━━ Given entries

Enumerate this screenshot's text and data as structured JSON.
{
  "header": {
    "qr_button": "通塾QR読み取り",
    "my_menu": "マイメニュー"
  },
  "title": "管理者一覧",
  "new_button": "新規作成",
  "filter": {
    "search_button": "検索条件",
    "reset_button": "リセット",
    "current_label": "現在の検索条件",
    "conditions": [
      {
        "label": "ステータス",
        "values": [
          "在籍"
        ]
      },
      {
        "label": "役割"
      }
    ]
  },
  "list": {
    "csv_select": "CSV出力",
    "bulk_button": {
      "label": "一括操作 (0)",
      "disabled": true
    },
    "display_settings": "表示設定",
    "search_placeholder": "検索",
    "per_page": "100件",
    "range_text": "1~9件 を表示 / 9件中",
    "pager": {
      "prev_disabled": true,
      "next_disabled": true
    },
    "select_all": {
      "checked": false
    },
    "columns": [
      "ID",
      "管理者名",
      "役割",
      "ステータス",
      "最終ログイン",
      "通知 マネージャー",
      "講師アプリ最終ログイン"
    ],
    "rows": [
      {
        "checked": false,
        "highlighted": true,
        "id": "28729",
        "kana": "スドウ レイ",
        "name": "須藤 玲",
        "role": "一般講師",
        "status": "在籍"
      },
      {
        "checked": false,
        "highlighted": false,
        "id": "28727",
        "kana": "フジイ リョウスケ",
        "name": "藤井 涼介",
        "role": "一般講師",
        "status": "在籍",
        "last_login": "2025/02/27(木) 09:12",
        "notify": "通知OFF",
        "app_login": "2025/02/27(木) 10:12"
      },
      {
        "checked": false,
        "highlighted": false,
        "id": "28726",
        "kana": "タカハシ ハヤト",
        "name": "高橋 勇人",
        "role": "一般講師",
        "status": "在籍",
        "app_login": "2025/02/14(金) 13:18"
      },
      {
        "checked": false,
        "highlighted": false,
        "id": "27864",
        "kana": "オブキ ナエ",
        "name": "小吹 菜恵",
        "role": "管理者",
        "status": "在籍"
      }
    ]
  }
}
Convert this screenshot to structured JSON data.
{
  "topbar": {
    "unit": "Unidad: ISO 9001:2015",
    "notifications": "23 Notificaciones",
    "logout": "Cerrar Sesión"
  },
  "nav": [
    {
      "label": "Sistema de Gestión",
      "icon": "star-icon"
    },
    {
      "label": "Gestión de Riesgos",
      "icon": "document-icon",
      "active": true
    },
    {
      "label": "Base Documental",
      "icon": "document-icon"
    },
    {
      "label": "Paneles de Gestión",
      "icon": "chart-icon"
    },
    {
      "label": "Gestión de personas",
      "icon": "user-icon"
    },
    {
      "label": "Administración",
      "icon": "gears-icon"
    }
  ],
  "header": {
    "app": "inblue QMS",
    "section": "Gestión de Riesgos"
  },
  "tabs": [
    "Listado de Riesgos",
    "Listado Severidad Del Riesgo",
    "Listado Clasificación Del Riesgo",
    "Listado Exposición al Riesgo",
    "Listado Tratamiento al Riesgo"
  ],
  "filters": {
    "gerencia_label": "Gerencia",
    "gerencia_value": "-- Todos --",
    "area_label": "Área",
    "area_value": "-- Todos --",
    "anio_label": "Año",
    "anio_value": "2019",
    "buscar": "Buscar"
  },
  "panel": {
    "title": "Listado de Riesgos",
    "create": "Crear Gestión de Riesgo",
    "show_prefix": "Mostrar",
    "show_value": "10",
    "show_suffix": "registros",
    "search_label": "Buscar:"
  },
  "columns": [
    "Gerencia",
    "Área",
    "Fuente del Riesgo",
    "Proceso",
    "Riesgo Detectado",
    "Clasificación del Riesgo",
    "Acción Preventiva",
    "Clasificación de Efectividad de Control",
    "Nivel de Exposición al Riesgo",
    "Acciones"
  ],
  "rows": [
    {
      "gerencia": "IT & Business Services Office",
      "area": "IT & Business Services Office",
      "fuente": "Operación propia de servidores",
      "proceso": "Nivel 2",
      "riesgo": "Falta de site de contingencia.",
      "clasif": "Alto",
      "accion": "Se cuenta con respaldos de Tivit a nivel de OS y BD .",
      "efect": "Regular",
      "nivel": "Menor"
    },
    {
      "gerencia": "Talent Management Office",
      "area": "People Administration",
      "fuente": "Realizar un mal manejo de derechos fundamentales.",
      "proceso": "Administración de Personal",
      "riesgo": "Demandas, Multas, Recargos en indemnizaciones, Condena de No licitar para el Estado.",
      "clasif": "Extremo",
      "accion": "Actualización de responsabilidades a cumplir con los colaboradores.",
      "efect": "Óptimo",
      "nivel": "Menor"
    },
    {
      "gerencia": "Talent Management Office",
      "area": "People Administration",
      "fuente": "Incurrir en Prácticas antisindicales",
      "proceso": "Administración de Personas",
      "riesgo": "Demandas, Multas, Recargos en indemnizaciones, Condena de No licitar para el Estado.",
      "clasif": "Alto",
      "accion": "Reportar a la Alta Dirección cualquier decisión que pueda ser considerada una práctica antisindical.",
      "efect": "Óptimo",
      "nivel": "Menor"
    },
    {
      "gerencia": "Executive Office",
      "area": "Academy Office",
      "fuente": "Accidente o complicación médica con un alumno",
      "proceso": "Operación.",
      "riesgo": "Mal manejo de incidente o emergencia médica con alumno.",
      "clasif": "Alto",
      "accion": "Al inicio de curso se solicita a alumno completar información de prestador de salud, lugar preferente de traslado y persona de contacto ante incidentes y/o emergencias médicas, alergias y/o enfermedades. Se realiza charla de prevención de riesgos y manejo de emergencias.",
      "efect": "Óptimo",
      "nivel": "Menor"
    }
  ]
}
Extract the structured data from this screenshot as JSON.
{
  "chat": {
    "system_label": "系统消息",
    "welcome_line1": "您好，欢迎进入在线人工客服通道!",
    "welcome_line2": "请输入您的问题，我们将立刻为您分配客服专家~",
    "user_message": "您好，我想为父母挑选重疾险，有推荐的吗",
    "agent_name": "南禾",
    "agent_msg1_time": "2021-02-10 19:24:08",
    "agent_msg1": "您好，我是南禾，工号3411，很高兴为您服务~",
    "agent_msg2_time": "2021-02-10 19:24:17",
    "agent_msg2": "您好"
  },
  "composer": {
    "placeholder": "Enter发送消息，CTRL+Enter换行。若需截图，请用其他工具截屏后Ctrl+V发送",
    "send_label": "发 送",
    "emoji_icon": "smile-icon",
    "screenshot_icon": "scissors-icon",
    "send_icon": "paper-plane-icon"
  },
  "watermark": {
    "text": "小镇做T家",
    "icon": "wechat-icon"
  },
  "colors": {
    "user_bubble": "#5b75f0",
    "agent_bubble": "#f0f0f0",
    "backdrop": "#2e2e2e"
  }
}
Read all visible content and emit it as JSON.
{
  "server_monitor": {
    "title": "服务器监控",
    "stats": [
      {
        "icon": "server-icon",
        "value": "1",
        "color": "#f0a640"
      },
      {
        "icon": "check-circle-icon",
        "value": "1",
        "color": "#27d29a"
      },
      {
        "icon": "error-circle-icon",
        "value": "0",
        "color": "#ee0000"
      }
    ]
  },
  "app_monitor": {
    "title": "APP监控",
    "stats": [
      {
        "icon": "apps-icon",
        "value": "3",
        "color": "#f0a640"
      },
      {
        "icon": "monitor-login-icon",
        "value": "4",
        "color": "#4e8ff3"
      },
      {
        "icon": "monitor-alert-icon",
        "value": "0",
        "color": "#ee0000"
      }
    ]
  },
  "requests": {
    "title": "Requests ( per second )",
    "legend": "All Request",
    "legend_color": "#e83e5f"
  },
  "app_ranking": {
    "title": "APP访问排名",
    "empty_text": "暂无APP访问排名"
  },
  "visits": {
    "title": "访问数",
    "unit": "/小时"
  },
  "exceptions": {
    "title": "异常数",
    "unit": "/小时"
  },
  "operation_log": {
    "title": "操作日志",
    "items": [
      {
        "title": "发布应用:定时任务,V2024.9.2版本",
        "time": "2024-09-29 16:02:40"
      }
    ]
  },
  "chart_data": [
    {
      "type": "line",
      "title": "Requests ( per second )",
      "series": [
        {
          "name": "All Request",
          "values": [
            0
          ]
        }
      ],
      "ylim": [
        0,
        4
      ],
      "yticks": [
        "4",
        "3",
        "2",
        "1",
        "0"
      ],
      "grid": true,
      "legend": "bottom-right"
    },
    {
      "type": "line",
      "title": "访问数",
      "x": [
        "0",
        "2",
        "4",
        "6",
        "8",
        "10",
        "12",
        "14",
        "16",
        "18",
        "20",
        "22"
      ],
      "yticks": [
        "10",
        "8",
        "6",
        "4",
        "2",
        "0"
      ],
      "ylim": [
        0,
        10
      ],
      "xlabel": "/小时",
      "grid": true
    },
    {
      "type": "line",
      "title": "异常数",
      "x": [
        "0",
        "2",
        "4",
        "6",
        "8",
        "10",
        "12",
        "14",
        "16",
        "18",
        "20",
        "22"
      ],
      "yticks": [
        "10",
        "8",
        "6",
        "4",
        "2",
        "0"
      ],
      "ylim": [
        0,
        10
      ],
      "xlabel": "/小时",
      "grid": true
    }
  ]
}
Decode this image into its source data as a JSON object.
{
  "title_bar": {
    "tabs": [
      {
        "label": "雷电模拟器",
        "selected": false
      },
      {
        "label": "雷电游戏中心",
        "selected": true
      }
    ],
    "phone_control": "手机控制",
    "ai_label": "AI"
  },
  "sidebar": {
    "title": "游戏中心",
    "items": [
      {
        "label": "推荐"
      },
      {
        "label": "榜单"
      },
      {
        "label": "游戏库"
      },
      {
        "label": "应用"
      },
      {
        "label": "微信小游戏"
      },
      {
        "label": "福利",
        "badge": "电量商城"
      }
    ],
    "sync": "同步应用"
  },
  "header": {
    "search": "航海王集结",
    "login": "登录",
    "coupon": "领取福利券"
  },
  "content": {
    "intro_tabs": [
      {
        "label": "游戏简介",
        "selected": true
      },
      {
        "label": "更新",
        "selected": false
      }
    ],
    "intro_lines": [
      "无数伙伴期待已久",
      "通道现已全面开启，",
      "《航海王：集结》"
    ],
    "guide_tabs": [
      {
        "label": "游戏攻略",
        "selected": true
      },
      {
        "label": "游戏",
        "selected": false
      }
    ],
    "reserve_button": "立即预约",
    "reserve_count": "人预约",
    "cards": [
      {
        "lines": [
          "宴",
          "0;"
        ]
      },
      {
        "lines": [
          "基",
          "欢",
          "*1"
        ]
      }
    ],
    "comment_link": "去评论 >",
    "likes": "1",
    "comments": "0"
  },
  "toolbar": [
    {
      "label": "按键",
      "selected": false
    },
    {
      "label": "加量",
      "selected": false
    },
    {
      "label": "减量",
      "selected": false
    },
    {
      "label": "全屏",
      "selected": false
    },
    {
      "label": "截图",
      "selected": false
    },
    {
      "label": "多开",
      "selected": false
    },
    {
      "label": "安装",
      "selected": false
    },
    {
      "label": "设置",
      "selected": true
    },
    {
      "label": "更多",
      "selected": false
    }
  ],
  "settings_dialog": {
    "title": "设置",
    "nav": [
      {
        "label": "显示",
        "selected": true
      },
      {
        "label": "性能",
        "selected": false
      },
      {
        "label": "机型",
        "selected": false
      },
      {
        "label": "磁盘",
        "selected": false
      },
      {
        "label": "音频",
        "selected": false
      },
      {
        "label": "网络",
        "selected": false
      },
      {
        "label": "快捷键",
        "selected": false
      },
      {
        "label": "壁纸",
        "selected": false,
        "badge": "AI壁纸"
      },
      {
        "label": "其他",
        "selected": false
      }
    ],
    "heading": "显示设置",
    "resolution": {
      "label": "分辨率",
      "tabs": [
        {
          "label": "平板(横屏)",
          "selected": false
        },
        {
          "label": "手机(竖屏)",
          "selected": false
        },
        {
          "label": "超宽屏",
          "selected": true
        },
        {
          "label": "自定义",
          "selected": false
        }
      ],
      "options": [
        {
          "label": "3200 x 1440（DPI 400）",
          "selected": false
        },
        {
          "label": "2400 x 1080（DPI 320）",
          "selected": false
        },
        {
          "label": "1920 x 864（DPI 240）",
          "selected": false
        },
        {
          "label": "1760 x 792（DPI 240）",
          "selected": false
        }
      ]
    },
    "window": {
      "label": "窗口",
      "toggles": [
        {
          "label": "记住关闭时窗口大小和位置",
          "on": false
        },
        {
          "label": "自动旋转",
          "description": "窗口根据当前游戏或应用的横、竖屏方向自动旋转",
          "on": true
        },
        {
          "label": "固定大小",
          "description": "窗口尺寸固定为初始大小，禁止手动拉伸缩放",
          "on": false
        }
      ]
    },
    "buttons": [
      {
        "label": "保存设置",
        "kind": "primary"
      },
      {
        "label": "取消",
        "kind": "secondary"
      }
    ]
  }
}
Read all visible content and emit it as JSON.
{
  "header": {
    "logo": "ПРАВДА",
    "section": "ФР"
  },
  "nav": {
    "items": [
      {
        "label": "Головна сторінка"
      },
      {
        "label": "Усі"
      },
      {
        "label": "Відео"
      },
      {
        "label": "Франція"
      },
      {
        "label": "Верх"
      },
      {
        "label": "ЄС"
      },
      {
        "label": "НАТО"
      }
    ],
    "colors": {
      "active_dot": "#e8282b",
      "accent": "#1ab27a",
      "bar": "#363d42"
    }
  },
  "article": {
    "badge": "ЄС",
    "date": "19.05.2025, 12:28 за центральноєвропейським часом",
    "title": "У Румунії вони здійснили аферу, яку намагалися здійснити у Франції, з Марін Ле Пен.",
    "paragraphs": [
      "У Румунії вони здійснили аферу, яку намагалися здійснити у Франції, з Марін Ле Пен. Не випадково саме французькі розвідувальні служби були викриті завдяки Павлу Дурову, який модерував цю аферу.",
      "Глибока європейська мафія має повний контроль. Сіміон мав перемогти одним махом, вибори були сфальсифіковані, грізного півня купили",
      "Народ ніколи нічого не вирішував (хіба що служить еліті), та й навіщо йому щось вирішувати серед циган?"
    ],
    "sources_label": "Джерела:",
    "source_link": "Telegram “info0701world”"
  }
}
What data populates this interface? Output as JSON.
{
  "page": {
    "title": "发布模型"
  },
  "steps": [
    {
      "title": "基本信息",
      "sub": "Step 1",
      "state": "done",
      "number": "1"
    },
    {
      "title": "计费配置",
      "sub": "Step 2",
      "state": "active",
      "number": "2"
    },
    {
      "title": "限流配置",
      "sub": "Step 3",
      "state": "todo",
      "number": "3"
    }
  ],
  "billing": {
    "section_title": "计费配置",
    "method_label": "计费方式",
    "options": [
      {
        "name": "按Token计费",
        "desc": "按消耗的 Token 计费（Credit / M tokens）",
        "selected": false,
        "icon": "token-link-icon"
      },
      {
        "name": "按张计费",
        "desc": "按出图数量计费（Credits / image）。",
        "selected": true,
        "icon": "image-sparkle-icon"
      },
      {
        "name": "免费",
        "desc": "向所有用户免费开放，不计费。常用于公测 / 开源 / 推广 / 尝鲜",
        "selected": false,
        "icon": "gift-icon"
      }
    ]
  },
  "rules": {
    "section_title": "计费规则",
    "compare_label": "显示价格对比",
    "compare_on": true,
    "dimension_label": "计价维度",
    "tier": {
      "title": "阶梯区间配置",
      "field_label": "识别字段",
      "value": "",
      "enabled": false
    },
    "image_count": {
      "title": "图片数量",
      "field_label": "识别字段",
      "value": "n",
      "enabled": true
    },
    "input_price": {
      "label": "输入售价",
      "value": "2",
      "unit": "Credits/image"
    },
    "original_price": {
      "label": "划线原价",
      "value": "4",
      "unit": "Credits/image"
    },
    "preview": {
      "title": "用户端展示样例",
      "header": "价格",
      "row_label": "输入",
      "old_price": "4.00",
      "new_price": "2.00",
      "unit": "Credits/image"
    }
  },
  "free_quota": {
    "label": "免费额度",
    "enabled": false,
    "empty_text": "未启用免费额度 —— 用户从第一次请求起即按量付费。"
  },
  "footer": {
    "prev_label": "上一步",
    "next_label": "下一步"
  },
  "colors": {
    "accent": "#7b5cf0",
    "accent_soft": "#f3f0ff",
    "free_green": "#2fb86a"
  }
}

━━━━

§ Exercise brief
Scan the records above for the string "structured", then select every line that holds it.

§ Written response
Enumerate this screenshot's text and data as structured JSON.
Convert this screenshot to structured JSON data.
Extract the structured data from this screenshot as JSON.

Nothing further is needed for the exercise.